Following the Reformation, the most important factor in dynastic marriages was the matter of confession. Inter-confessional marriages within the higher nobility were nearly impossible. In the few rare cases in which such a cross-confessional marriage was affected, public opinion expected if not demanded the conversion of the bride. As each dynastic marriage represented in investment in the future, the most important factor regulating such union was exclusivity or parity. Members of a ruling house usually did not marry minor nobles. Such bad matches had the potential for a considerable reduction in social prestige and the squandering of social capital. During the tumultuous and rebellious times of the 19th century, various European dynasties sought new strategies of maintaining their dominance within the increasingly bourgeois societies. Yet bourgeois society itself, in the face of aggressive nation building, imitated aristocratic mannerism when it came to marriage.

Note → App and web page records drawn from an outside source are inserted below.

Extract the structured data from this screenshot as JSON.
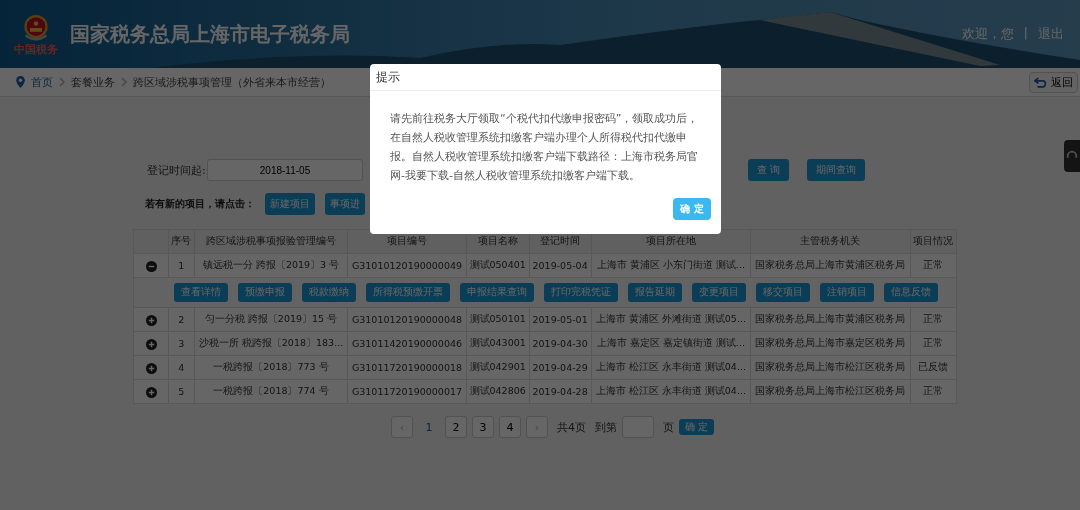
{
  "header": {
    "logo_caption": "中国税务",
    "title": "国家税务总局上海市电子税务局",
    "welcome": "欢迎，您",
    "separator": "|",
    "logout": "退出"
  },
  "breadcrumb": {
    "items": [
      "首页",
      "套餐业务",
      "跨区域涉税事项管理（外省来本市经营）"
    ],
    "back": "返回"
  },
  "filter": {
    "label": "登记时间起:",
    "value": "2018-11-05",
    "buttons": [
      "查 询",
      "期间查询"
    ]
  },
  "new_project": {
    "label": "若有新的项目，请点击：",
    "buttons": [
      "新建项目",
      "事项进"
    ]
  },
  "table": {
    "columns": [
      "",
      "序号",
      "跨区域涉税事项报验管理编号",
      "项目编号",
      "项目名称",
      "登记时间",
      "项目所在地",
      "主管税务机关",
      "项目情况"
    ],
    "rows": [
      {
        "expanded": true,
        "cells": [
          "",
          "1",
          "镇远税一分 跨报〔2019〕3 号",
          "G31010120190000049",
          "测试050401",
          "2019-05-04",
          "上海市 黄浦区 小东门街道 测试...",
          "国家税务总局上海市黄浦区税务局",
          "正常"
        ]
      },
      {
        "expanded": false,
        "cells": [
          "",
          "2",
          "匀一分税 跨报〔2019〕15 号",
          "G31010120190000048",
          "测试050101",
          "2019-05-01",
          "上海市 黄浦区 外滩街道 测试05...",
          "国家税务总局上海市黄浦区税务局",
          "正常"
        ]
      },
      {
        "expanded": false,
        "cells": [
          "",
          "3",
          "沙税一所 税跨报〔2018〕183...",
          "G31011420190000046",
          "测试043001",
          "2019-04-30",
          "上海市 嘉定区 嘉定镇街道 测试...",
          "国家税务总局上海市嘉定区税务局",
          "正常"
        ]
      },
      {
        "expanded": false,
        "cells": [
          "",
          "4",
          "一税跨报〔2018〕773 号",
          "G31011720190000018",
          "测试042901",
          "2019-04-29",
          "上海市 松江区 永丰街道 测试04...",
          "国家税务总局上海市松江区税务局",
          "已反馈"
        ]
      },
      {
        "expanded": false,
        "cells": [
          "",
          "5",
          "一税跨报〔2018〕774 号",
          "G31011720190000017",
          "测试042806",
          "2019-04-28",
          "上海市 松江区 永丰街道 测试04...",
          "国家税务总局上海市松江区税务局",
          "正常"
        ]
      }
    ],
    "actions": [
      "查看详情",
      "预缴申报",
      "税款缴纳",
      "所得税预缴开票",
      "申报结果查询",
      "打印完税凭证",
      "报告延期",
      "变更项目",
      "移交项目",
      "注销项目",
      "信息反馈"
    ]
  },
  "pagination": {
    "prev": "‹",
    "pages": [
      {
        "label": "1",
        "selected": true
      },
      {
        "label": "2",
        "selected": false
      },
      {
        "label": "3",
        "selected": false
      },
      {
        "label": "4",
        "selected": false
      }
    ],
    "next": "›",
    "total": "共4页",
    "goto": "到第",
    "unit": "页",
    "confirm": "确 定"
  },
  "dialog": {
    "title": "提示",
    "message": "请先前往税务大厅领取“个税代扣代缴申报密码”，领取成功后，在自然人税收管理系统扣缴客户端办理个人所得税代扣代缴申报。自然人税收管理系统扣缴客户端下载路径：上海市税务局官网-我要下载-自然人税收管理系统扣缴客户端下载。",
    "ok": "确 定"
  }
}
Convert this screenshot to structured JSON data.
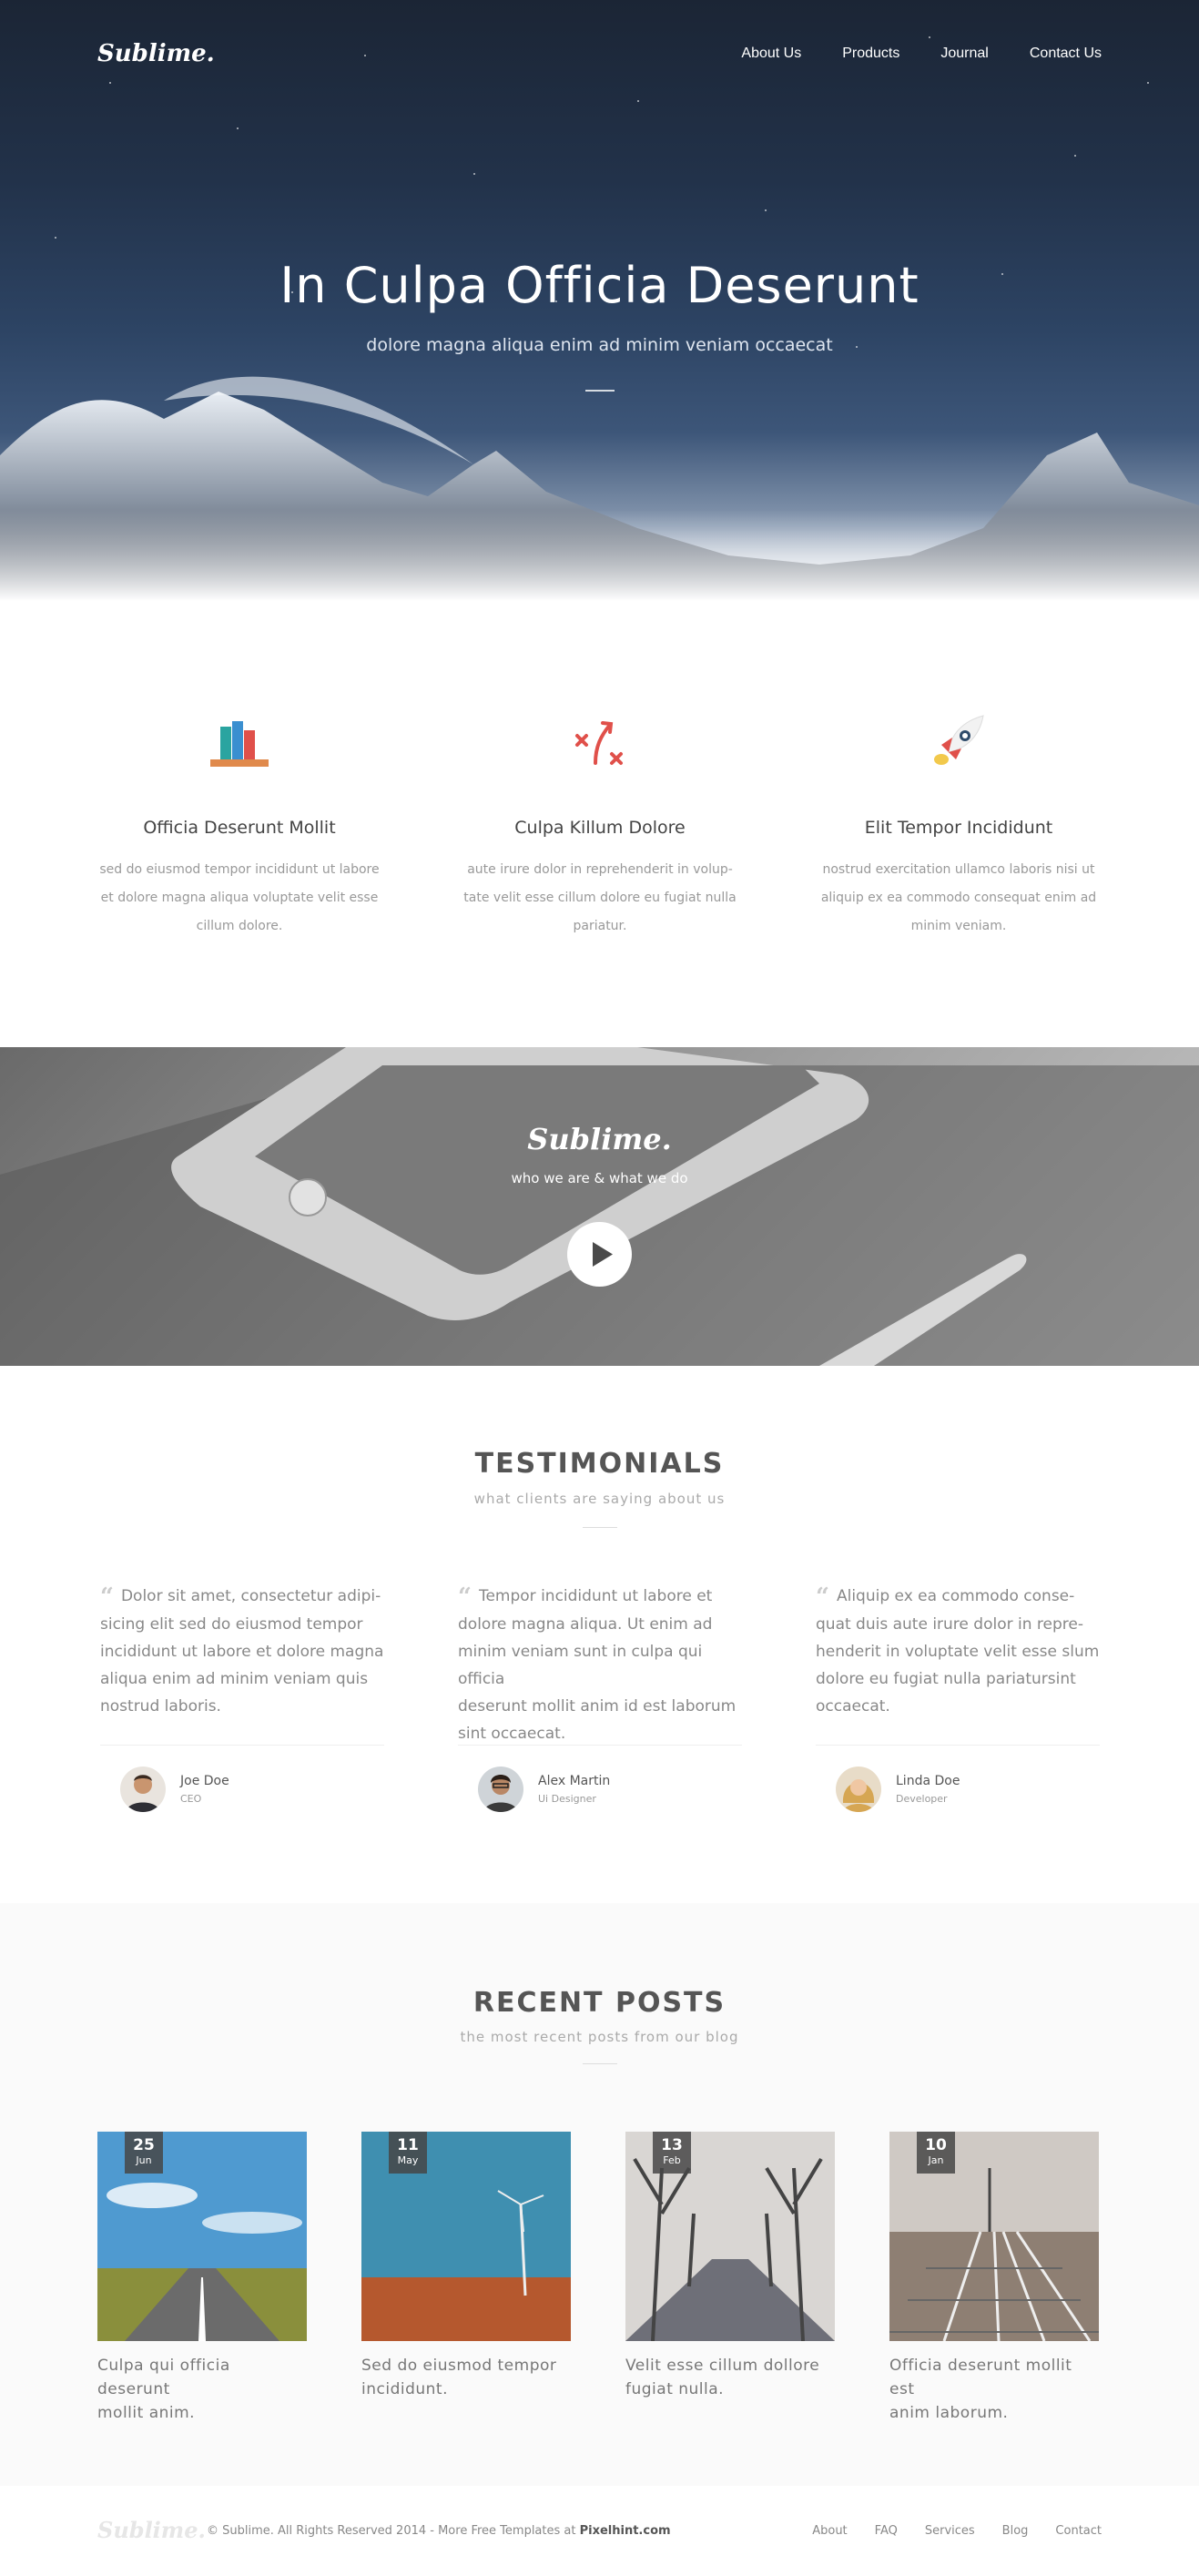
{
  "header": {
    "logo": "Sublime.",
    "nav": [
      "About Us",
      "Products",
      "Journal",
      "Contact Us"
    ]
  },
  "hero": {
    "title": "In Culpa Officia Deserunt",
    "subtitle": "dolore magna aliqua enim ad minim veniam occaecat"
  },
  "features": [
    {
      "icon": "books-icon",
      "title": "Officia Deserunt Mollit",
      "text_lines": [
        "sed do eiusmod tempor incididunt ut labore",
        "et dolore magna aliqua voluptate velit esse",
        "cillum dolore."
      ]
    },
    {
      "icon": "strategy-icon",
      "title": "Culpa Killum Dolore",
      "text_lines": [
        "aute irure dolor in reprehenderit in volup-",
        "tate velit esse cillum dolore eu fugiat nulla",
        "pariatur."
      ]
    },
    {
      "icon": "rocket-icon",
      "title": "Elit Tempor Incididunt",
      "text_lines": [
        "nostrud exercitation ullamco laboris nisi ut",
        "aliquip ex ea commodo consequat enim ad",
        "minim veniam."
      ]
    }
  ],
  "video": {
    "logo": "Sublime.",
    "tagline": "who we are & what we do",
    "play_icon": "play-icon"
  },
  "testimonials": {
    "title": "TESTIMONIALS",
    "subtitle": "what clients are saying about us",
    "items": [
      {
        "lines": [
          "Dolor sit amet, consectetur adipi-",
          "sicing elit sed do eiusmod tempor",
          "incididunt ut labore et dolore magna",
          "aliqua enim ad minim veniam quis",
          "nostrud laboris."
        ],
        "name": "Joe Doe",
        "role": "CEO"
      },
      {
        "lines": [
          "Tempor incididunt ut labore et",
          "dolore magna aliqua. Ut enim ad",
          "minim veniam sunt in culpa qui officia",
          "deserunt mollit anim id est laborum",
          "sint occaecat."
        ],
        "name": "Alex Martin",
        "role": "Ui Designer"
      },
      {
        "lines": [
          "Aliquip ex ea commodo conse-",
          "quat duis aute irure dolor in repre-",
          "henderit in voluptate velit esse slum",
          "dolore eu fugiat nulla pariatursint",
          "occaecat."
        ],
        "name": "Linda Doe",
        "role": "Developer"
      }
    ]
  },
  "posts": {
    "title": "RECENT POSTS",
    "subtitle": "the most recent posts from our blog",
    "items": [
      {
        "day": "25",
        "month": "Jun",
        "title_lines": [
          "Culpa qui officia deserunt",
          "mollit anim."
        ]
      },
      {
        "day": "11",
        "month": "May",
        "title_lines": [
          "Sed do eiusmod tempor",
          "incididunt."
        ]
      },
      {
        "day": "13",
        "month": "Feb",
        "title_lines": [
          "Velit esse cillum dollore",
          "fugiat nulla."
        ]
      },
      {
        "day": "10",
        "month": "Jan",
        "title_lines": [
          "Officia deserunt mollit est",
          "anim laborum."
        ]
      }
    ]
  },
  "footer": {
    "logo": "Sublime.",
    "copyright": "© Sublime. All Rights Reserved 2014 - More Free Templates at",
    "credit": "Pixelhint.com",
    "nav": [
      "About",
      "FAQ",
      "Services",
      "Blog",
      "Contact"
    ]
  }
}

This was particularly true amongst the Jewish avant-garde in Germany. For one, Jews faced pressures to convert to Christianity as a way of achieving civic emancipation. Such transformations, generally accomplished through adult baptism, had the potential to seriously complicate relationships within families and between friends. Take for example Lea Salomon Mendelssohn and her husband Abraham, son of the great Jewish intellectual and public figure Moses Mendelssohn. When Moses died he left behind a widow and six children; four would leave Judaism to become Catholics and Protestants, respectively. Abraham and Lea’s conversion became a headline story because their son Felix and their daughter Fanny were highly talented and visible pianists and composer. In the end, going against Lea’s mother Bella’s outrage, Abraham decided to baptize his children in 1822. Abraham vaguely wrote to his daughter, “We have educated you and your brothers and sisters in the Christian faith because it is the creed of most civilized people today.” And he quarreled with Felix about his continued use of the family name Mendelssohn, “A Christian Mendelssohn is an impossibility. The name Mendelssohn would always stand for a Judaism in transition.”
Lea Mendelssohn and Amalie Beer had become joined by the marriage of Abraham’s niece Betty to Heinrich Beer. While Lea had reluctantly agreed to the baptism of her children, Amalie was determined that her son Giacomo Meyerbeer would retain his Jewish identity. But Giacomo had other problems as well. He was already 33 and living in Italy, and “His nervous afflictions, real and imagined,” multiplied as the years passed. He kept in close touch with his family in Berlin, and reported all manners of “nervous exhaustion, stomach ailments, digestive problems, headaches, and painful skin rashes.” His parents turned a blind eye to various short-lived romantic episodes, but when it came time to marry, the wife would have to be appropriate to their elevated position. So Amalia went to considerable effort to find the right mate for her son, and when a match with an Ephraim descendant did not come to pass, she selected Giacomo’s first cousin, Minna Mosson. Minna was the daughter of Joseph Moses who subsequently changed his name to Mosson, and Johanna Liebmann Meyer Wulf, the younger sister of Amalia Beer. And so it came to pass that Giacomo married Minna on 25 May 1826. Game of Thrones would tell you that such arranged inter-family marriages were automatically doomed to failure; I’ll tell you next time how Giacomo and Minna got along.
Giacomo Meyerbeer: Romilda e Costanza, Trio “Che barbaro tormento”